The Collected Letters, Volume 24


TC TO MARGARET A. CARLYLE; 23 October 1849; DOI: 10.1215/lt-18491023-TC-MAC-01; CL 24: 268-269


Chelsea, 23 octr, 1849—

My dear Mother,

Last night was a night of good news: Jenny reports really well of you, and our hope (if you take good care of yourself) is rationally that her nursing will soon set you up again. The Dr also sent a Note; and Jamie appears to be doing every way well, and has the prospect of soon getting handsomely home again. Surely, surely, we should all be thankful!

But take care of yourself, and be very cautious, dear Mother. The weather here is fiercely cold; grim strong northwind blowing on us: and from Scotland we hear, what was to be expected, that you have hard winter days too. Today there is some rain; and doubtless the weather will moderate itself before real winter come: but in the meanwhile it is evidently most unwholesome weather for all weak creatures; and for your particular complaint, more directly than for any. Lie still in bed; keep reading: and see that the room is well warmed and well shut in before you venture to put on your clothes! We owe many thanks to Jenny; tell her so; and that she must not fail to write again or two,1 whether there is anything special to be said or not. If any “special” were to be said, we should expect a line from her instantly. Let her remember this.

We here are well, and busy, and have no news at all. Jane seems quite got round into her old way again; reading, sewing, writing (copying some of my rough papers); and few of our friends being yet come to Town, tho' some of them are, we have more composure, and the day more to ourselves, than at other seasons. I too am scribbling away,—my fingers are quite sore today with what I have scribbled;—which, alas, will turn to little account: yet it needs to be done, and is perhaps on the road to what will turn to account. The Bookseller is getting Cromwell 3d edition nearly ready; will send it out, I suppose, about the end of this month: but I have not seen him, or made any inquiry of my own about his procedure.

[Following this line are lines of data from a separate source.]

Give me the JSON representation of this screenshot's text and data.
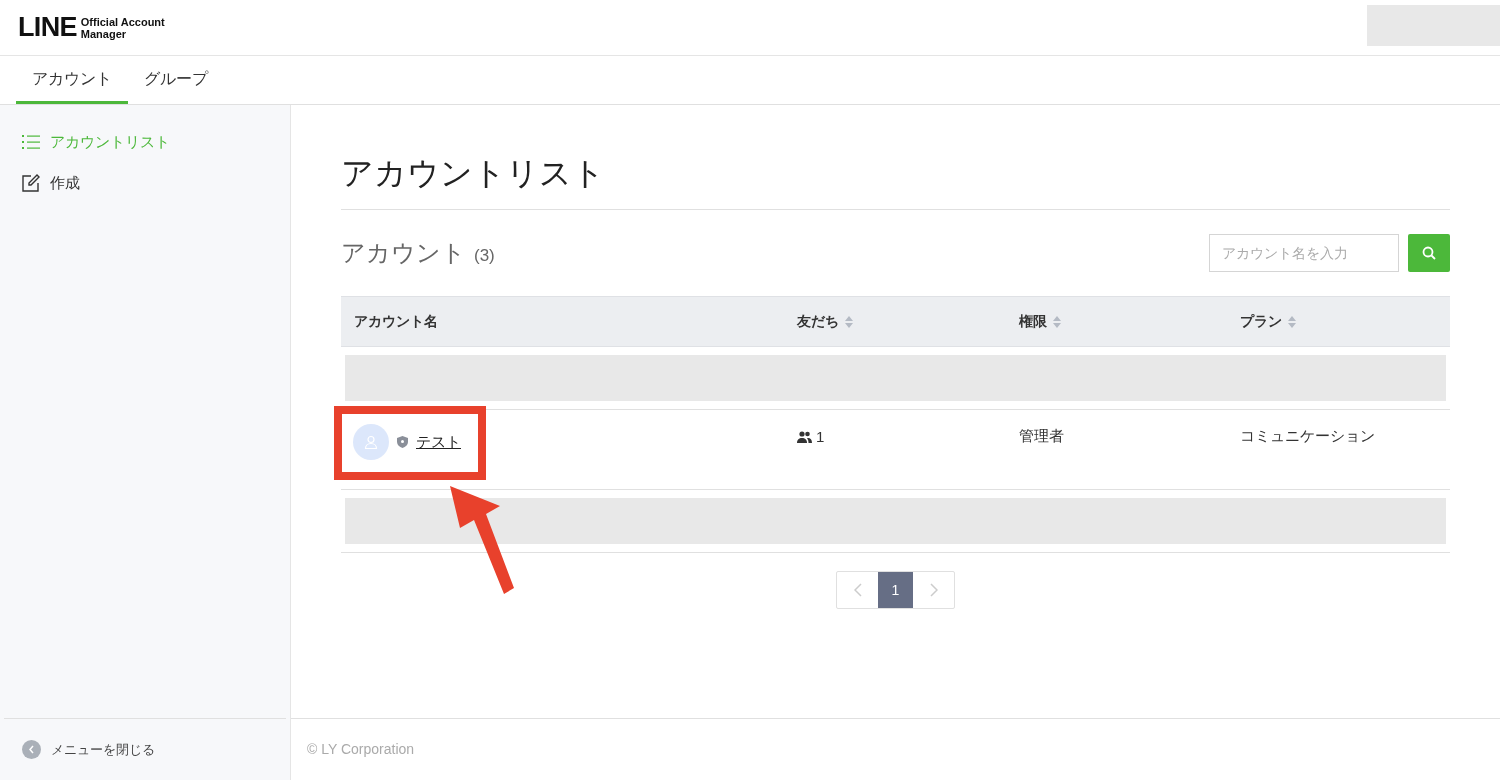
{
  "logo": {
    "wordmark": "LINE",
    "line1": "Official Account",
    "line2": "Manager"
  },
  "tabs": [
    {
      "label": "アカウント",
      "selected": true
    },
    {
      "label": "グループ",
      "selected": false
    }
  ],
  "sidebar": {
    "items": [
      {
        "label": "アカウントリスト",
        "kind": "list",
        "selected": true
      },
      {
        "label": "作成",
        "kind": "edit",
        "selected": false
      }
    ],
    "close_menu": "メニューを閉じる"
  },
  "page_title": "アカウントリスト",
  "section": {
    "title": "アカウント",
    "count": "(3)"
  },
  "search": {
    "placeholder": "アカウント名を入力"
  },
  "table": {
    "columns": [
      {
        "label": "アカウント名",
        "sortable": false
      },
      {
        "label": "友だち",
        "sortable": true
      },
      {
        "label": "権限",
        "sortable": true
      },
      {
        "label": "プラン",
        "sortable": true
      }
    ],
    "rows": [
      {
        "kind": "redacted"
      },
      {
        "kind": "account",
        "name": "テスト",
        "friends": "1",
        "role": "管理者",
        "plan": "コミュニケーション",
        "highlighted": true
      },
      {
        "kind": "redacted"
      }
    ]
  },
  "pagination": {
    "pages": [
      {
        "label": "1",
        "selected": true
      }
    ]
  },
  "footer": "© LY Corporation"
}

Last night, by a kind of accident, we had Mr Spedding with us,—him that lives over in Cumberland, you recollect,—a pleasant worthy man; and one or two other people came accidentally in, so that it was rather a stirring night till they went away. I had my usual sufficient walk along the pavements afterwards; and have taken little or no harm by the little bit of stir we had. A curious German called the other day too; an old acquaintance, as it turned out, of John's at Rome.2 And this morning there has been an afflicted rather wearisome young Brother from Brighton: terribly ill off about his “spiritual state,” his doubts, trials, &c &c: I counselled him earnestly to stick to his tools, and work diligently, leaving all that of “trials,” “spiritual state” &c to shift very much for itself!—— —— Isabella will get her two Jamies back again soon: our affectionate regards to her, poor Isabella. Now you are to take right good care of yourself, you dear Mother, and be well again soon. And Jenny will not fail to write.— My blessings with you all, evermore

T. Carlyle